Start of Block

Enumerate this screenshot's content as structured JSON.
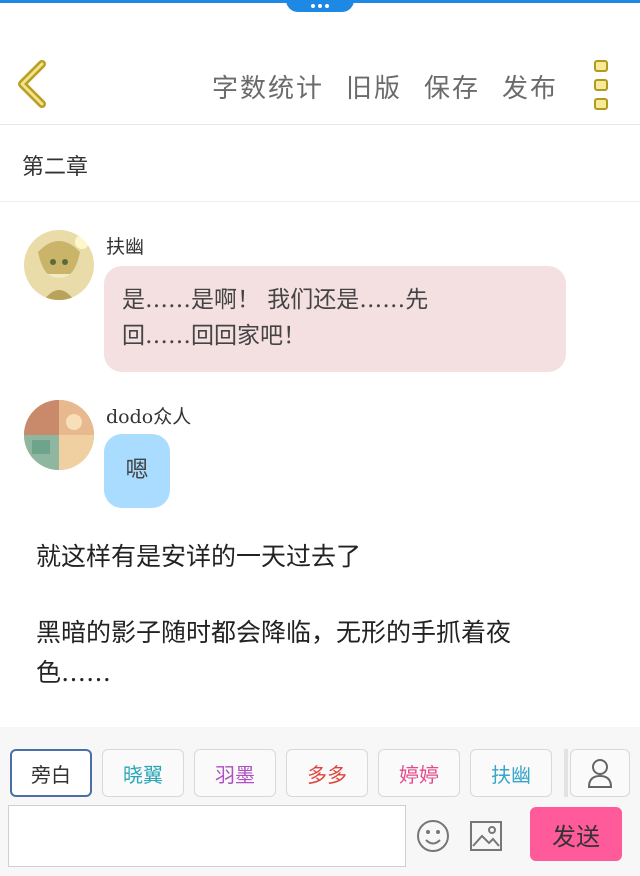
{
  "header": {
    "nav": [
      "字数统计",
      "旧版",
      "保存",
      "发布"
    ]
  },
  "chapter": {
    "title": "第二章"
  },
  "messages": [
    {
      "sender": "扶幽",
      "text_lines": [
        "是……是啊！ 我们还是……先",
        "回……回回家吧！"
      ],
      "bubble_color": "#f4dfe1"
    },
    {
      "sender": "dodo众人",
      "text_lines": [
        "嗯"
      ],
      "bubble_color": "#a9dcff"
    }
  ],
  "narration": [
    {
      "lines": [
        "就这样有是安详的一天过去了"
      ]
    },
    {
      "lines": [
        "黑暗的影子随时都会降临，无形的手抓着夜",
        "色……"
      ]
    }
  ],
  "roles": [
    {
      "label": "旁白",
      "color": "#333333",
      "active": true
    },
    {
      "label": "晓翼",
      "color": "#2aa6b8",
      "active": false
    },
    {
      "label": "羽墨",
      "color": "#b04fc4",
      "active": false
    },
    {
      "label": "多多",
      "color": "#e0433b",
      "active": false
    },
    {
      "label": "婷婷",
      "color": "#e64a8c",
      "active": false
    },
    {
      "label": "扶幽",
      "color": "#36a6c9",
      "active": false
    }
  ],
  "composer": {
    "input_value": "",
    "send_label": "发送"
  },
  "colors": {
    "accent": "#1e88e5",
    "send": "#ff5a9a",
    "menu": "#f4ea9a"
  }
}
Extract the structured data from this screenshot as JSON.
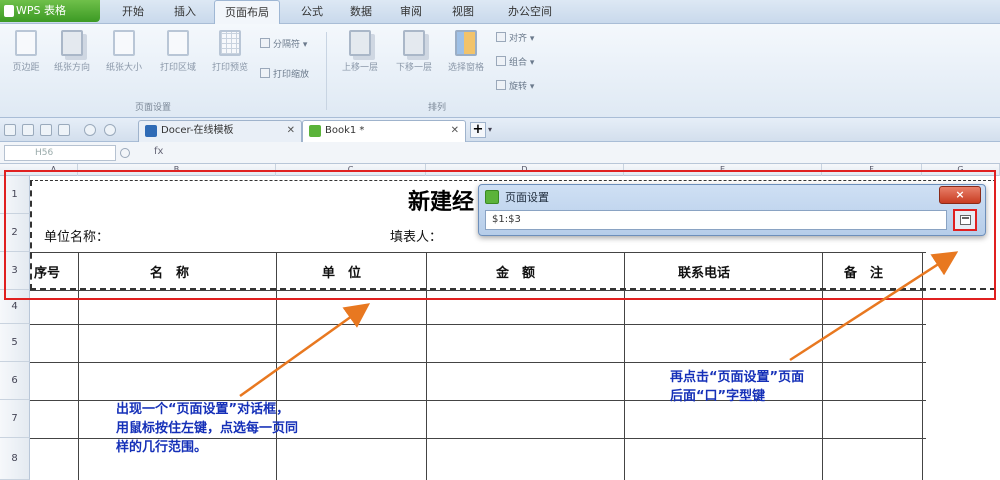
{
  "app": {
    "name": "WPS 表格",
    "accent": "#4aa52c"
  },
  "menu": {
    "items": [
      "开始",
      "插入",
      "页面布局",
      "公式",
      "数据",
      "审阅",
      "视图",
      "办公空间"
    ],
    "active": "页面布局"
  },
  "ribbon": {
    "page_setup": {
      "buttons": [
        "页边距",
        "纸张方向",
        "纸张大小",
        "打印区域",
        "打印预览"
      ],
      "small": [
        "分隔符",
        "打印缩放"
      ],
      "label": "页面设置"
    },
    "arrange": {
      "buttons": [
        "上移一层",
        "下移一层",
        "选择窗格"
      ],
      "small": [
        "对齐",
        "组合",
        "旋转"
      ],
      "label": "排列"
    }
  },
  "tabs": {
    "doc1": "Docer-在线模板",
    "doc2": "Book1 *",
    "add": "+"
  },
  "formula_bar": {
    "name_box": "H56",
    "fx": "fx"
  },
  "columns": [
    "A",
    "B",
    "C",
    "D",
    "E",
    "F",
    "G"
  ],
  "rows": [
    "1",
    "2",
    "3",
    "4",
    "5",
    "6",
    "7",
    "8"
  ],
  "sheet": {
    "title": "新建经",
    "unit_name_label": "单位名称：",
    "filler_label": "填表人：",
    "headers": [
      "序号",
      "名　称",
      "单　位",
      "金　额",
      "联系电话",
      "备　注"
    ]
  },
  "dialog": {
    "title": "页面设置",
    "input_value": "$1:$3",
    "close": "×"
  },
  "annotations": {
    "left": [
      "出现一个“页面设置”对话框，",
      "用鼠标按住左键，点选每一页同",
      "样的几行范围。"
    ],
    "right": [
      "再点击“页面设置”页面",
      "后面“口”字型键"
    ]
  },
  "colors": {
    "highlight_red": "#e02020",
    "arrow_orange": "#e87820",
    "annotation_blue": "#1530b8"
  }
}
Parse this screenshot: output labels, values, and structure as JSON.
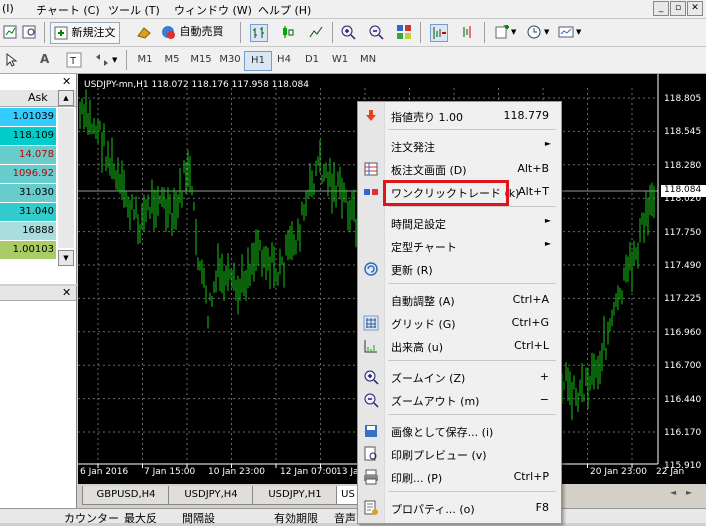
{
  "menubar": {
    "items": [
      "(I)",
      "チャート (C)",
      "ツール (T)",
      "ウィンドウ (W)",
      "ヘルプ (H)"
    ],
    "window_buttons": [
      "_",
      "▫",
      "✕"
    ]
  },
  "toolbar1": {
    "new_order": "新規注文",
    "auto_trade": "自動売買"
  },
  "toolbar2": {
    "timeframes": [
      "M1",
      "M5",
      "M15",
      "M30",
      "H1",
      "H4",
      "D1",
      "W1",
      "MN"
    ],
    "active_timeframe": "H1"
  },
  "market_watch": {
    "column": "Ask",
    "asks": [
      "1.01039",
      "118.109",
      "14.078",
      "1096.92",
      "31.030",
      "31.040",
      "16888",
      "1.00103"
    ],
    "colors": [
      "#33ccff",
      "#00cccc",
      "#66cccc",
      "#66cccc",
      "#66cccc",
      "#33cccc",
      "#aadddd",
      "#aacc66"
    ]
  },
  "chart": {
    "header": "USDJPY-mn,H1  118.072 118.176 117.958 118.084",
    "current_price": "118.084",
    "price_labels": [
      "118.805",
      "118.545",
      "118.280",
      "118.020",
      "117.750",
      "117.490",
      "117.225",
      "116.960",
      "116.700",
      "116.440",
      "116.170",
      "115.910"
    ],
    "time_labels": [
      "6 Jan 2016",
      "7 Jan 15:00",
      "10 Jan 23:00",
      "12 Jan 07:00",
      "13 Ja",
      "20 Jan 23:00",
      "22 Jan"
    ]
  },
  "tabs": [
    "GBPUSD,H4",
    "USDJPY,H4",
    "USDJPY,H1",
    "US"
  ],
  "bottom_header": [
    "カウンター",
    "最大反",
    "間隔設",
    "有効期限",
    "音声"
  ],
  "context_menu": {
    "items": [
      {
        "label": "指値売り 1.00",
        "shortcut": "118.779",
        "icon": "sell-arrow-icon"
      },
      {
        "label": "注文発注",
        "shortcut": "",
        "submenu": true
      },
      {
        "label": "板注文画面 (D)",
        "shortcut": "Alt+B",
        "icon": "depth-of-market-icon"
      },
      {
        "label": "ワンクリックトレード (k)",
        "shortcut": "Alt+T",
        "icon": "one-click-trade-icon"
      },
      {
        "label": "時間足設定",
        "shortcut": "",
        "submenu": true
      },
      {
        "label": "定型チャート",
        "shortcut": "",
        "submenu": true
      },
      {
        "label": "更新 (R)",
        "shortcut": "",
        "icon": "refresh-icon"
      },
      {
        "label": "自動調整 (A)",
        "shortcut": "Ctrl+A"
      },
      {
        "label": "グリッド (G)",
        "shortcut": "Ctrl+G",
        "icon": "grid-icon"
      },
      {
        "label": "出来高 (u)",
        "shortcut": "Ctrl+L",
        "icon": "volume-icon"
      },
      {
        "label": "ズームイン (Z)",
        "shortcut": "+",
        "icon": "zoom-in-icon"
      },
      {
        "label": "ズームアウト (m)",
        "shortcut": "−",
        "icon": "zoom-out-icon"
      },
      {
        "label": "画像として保存... (i)",
        "shortcut": "",
        "icon": "save-image-icon"
      },
      {
        "label": "印刷プレビュー (v)",
        "shortcut": "",
        "icon": "print-preview-icon"
      },
      {
        "label": "印刷... (P)",
        "shortcut": "Ctrl+P",
        "icon": "print-icon"
      },
      {
        "label": "プロパティ... (o)",
        "shortcut": "F8",
        "icon": "properties-icon"
      }
    ]
  }
}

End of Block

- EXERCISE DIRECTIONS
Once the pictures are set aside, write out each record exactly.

- SOLUTION FOR THIS TASK
Enumerate this screenshot's content as structured JSON.
{
  "header": {
    "nav": [
      "字数统计",
      "旧版",
      "保存",
      "发布"
    ]
  },
  "chapter": {
    "title": "第二章"
  },
  "messages": [
    {
      "sender": "扶幽",
      "text_lines": [
        "是……是啊！ 我们还是……先",
        "回……回回家吧！"
      ],
      "bubble_color": "#f4dfe1"
    },
    {
      "sender": "dodo众人",
      "text_lines": [
        "嗯"
      ],
      "bubble_color": "#a9dcff"
    }
  ],
  "narration": [
    {
      "lines": [
        "就这样有是安详的一天过去了"
      ]
    },
    {
      "lines": [
        "黑暗的影子随时都会降临，无形的手抓着夜",
        "色……"
      ]
    }
  ],
  "roles": [
    {
      "label": "旁白",
      "color": "#333333",
      "active": true
    },
    {
      "label": "晓翼",
      "color": "#2aa6b8",
      "active": false
    },
    {
      "label": "羽墨",
      "color": "#b04fc4",
      "active": false
    },
    {
      "label": "多多",
      "color": "#e0433b",
      "active": false
    },
    {
      "label": "婷婷",
      "color": "#e64a8c",
      "active": false
    },
    {
      "label": "扶幽",
      "color": "#36a6c9",
      "active": false
    }
  ],
  "composer": {
    "input_value": "",
    "send_label": "发送"
  },
  "colors": {
    "accent": "#1e88e5",
    "send": "#ff5a9a",
    "menu": "#f4ea9a"
  }
}
Extract the structured data from this screenshot as JSON.
{
  "app": {
    "name": "WPS 表格",
    "accent": "#4aa52c"
  },
  "menu": {
    "items": [
      "开始",
      "插入",
      "页面布局",
      "公式",
      "数据",
      "审阅",
      "视图",
      "办公空间"
    ],
    "active": "页面布局"
  },
  "ribbon": {
    "page_setup": {
      "buttons": [
        "页边距",
        "纸张方向",
        "纸张大小",
        "打印区域",
        "打印预览"
      ],
      "small": [
        "分隔符",
        "打印缩放"
      ],
      "label": "页面设置"
    },
    "arrange": {
      "buttons": [
        "上移一层",
        "下移一层",
        "选择窗格"
      ],
      "small": [
        "对齐",
        "组合",
        "旋转"
      ],
      "label": "排列"
    }
  },
  "tabs": {
    "doc1": "Docer-在线模板",
    "doc2": "Book1 *",
    "add": "+"
  },
  "formula_bar": {
    "name_box": "H56",
    "fx": "fx"
  },
  "columns": [
    "A",
    "B",
    "C",
    "D",
    "E",
    "F",
    "G"
  ],
  "rows": [
    "1",
    "2",
    "3",
    "4",
    "5",
    "6",
    "7",
    "8"
  ],
  "sheet": {
    "title": "新建经",
    "unit_name_label": "单位名称：",
    "filler_label": "填表人：",
    "headers": [
      "序号",
      "名　称",
      "单　位",
      "金　额",
      "联系电话",
      "备　注"
    ]
  },
  "dialog": {
    "title": "页面设置",
    "input_value": "$1:$3",
    "close": "×"
  },
  "annotations": {
    "left": [
      "出现一个“页面设置”对话框，",
      "用鼠标按住左键，点选每一页同",
      "样的几行范围。"
    ],
    "right": [
      "再点击“页面设置”页面",
      "后面“口”字型键"
    ]
  },
  "colors": {
    "highlight_red": "#e02020",
    "arrow_orange": "#e87820",
    "annotation_blue": "#1530b8"
  }
}
Parse this screenshot: output labels, values, and structure as JSON.
{
  "menubar": {
    "items": [
      "(I)",
      "チャート (C)",
      "ツール (T)",
      "ウィンドウ (W)",
      "ヘルプ (H)"
    ],
    "window_buttons": [
      "_",
      "▫",
      "✕"
    ]
  },
  "toolbar1": {
    "new_order": "新規注文",
    "auto_trade": "自動売買"
  },
  "toolbar2": {
    "timeframes": [
      "M1",
      "M5",
      "M15",
      "M30",
      "H1",
      "H4",
      "D1",
      "W1",
      "MN"
    ],
    "active_timeframe": "H1"
  },
  "market_watch": {
    "column": "Ask",
    "asks": [
      "1.01039",
      "118.109",
      "14.078",
      "1096.92",
      "31.030",
      "31.040",
      "16888",
      "1.00103"
    ],
    "colors": [
      "#33ccff",
      "#00cccc",
      "#66cccc",
      "#66cccc",
      "#66cccc",
      "#33cccc",
      "#aadddd",
      "#aacc66"
    ]
  },
  "chart": {
    "header": "USDJPY-mn,H1  118.072 118.176 117.958 118.084",
    "current_price": "118.084",
    "price_labels": [
      "118.805",
      "118.545",
      "118.280",
      "118.020",
      "117.750",
      "117.490",
      "117.225",
      "116.960",
      "116.700",
      "116.440",
      "116.170",
      "115.910"
    ],
    "time_labels": [
      "6 Jan 2016",
      "7 Jan 15:00",
      "10 Jan 23:00",
      "12 Jan 07:00",
      "13 Ja",
      "20 Jan 23:00",
      "22 Jan"
    ]
  },
  "tabs": [
    "GBPUSD,H4",
    "USDJPY,H4",
    "USDJPY,H1",
    "US"
  ],
  "bottom_header": [
    "カウンター",
    "最大反",
    "間隔設",
    "有効期限",
    "音声"
  ],
  "context_menu": {
    "items": [
      {
        "label": "指値売り 1.00",
        "shortcut": "118.779",
        "icon": "sell-arrow-icon"
      },
      {
        "label": "注文発注",
        "shortcut": "",
        "submenu": true
      },
      {
        "label": "板注文画面 (D)",
        "shortcut": "Alt+B",
        "icon": "depth-of-market-icon"
      },
      {
        "label": "ワンクリックトレード (k)",
        "shortcut": "Alt+T",
        "icon": "one-click-trade-icon"
      },
      {
        "label": "時間足設定",
        "shortcut": "",
        "submenu": true
      },
      {
        "label": "定型チャート",
        "shortcut": "",
        "submenu": true
      },
      {
        "label": "更新 (R)",
        "shortcut": "",
        "icon": "refresh-icon"
      },
      {
        "label": "自動調整 (A)",
        "shortcut": "Ctrl+A"
      },
      {
        "label": "グリッド (G)",
        "shortcut": "Ctrl+G",
        "icon": "grid-icon"
      },
      {
        "label": "出来高 (u)",
        "shortcut": "Ctrl+L",
        "icon": "volume-icon"
      },
      {
        "label": "ズームイン (Z)",
        "shortcut": "+",
        "icon": "zoom-in-icon"
      },
      {
        "label": "ズームアウト (m)",
        "shortcut": "−",
        "icon": "zoom-out-icon"
      },
      {
        "label": "画像として保存... (i)",
        "shortcut": "",
        "icon": "save-image-icon"
      },
      {
        "label": "印刷プレビュー (v)",
        "shortcut": "",
        "icon": "print-preview-icon"
      },
      {
        "label": "印刷... (P)",
        "shortcut": "Ctrl+P",
        "icon": "print-icon"
      },
      {
        "label": "プロパティ... (o)",
        "shortcut": "F8",
        "icon": "properties-icon"
      }
    ]
  }
}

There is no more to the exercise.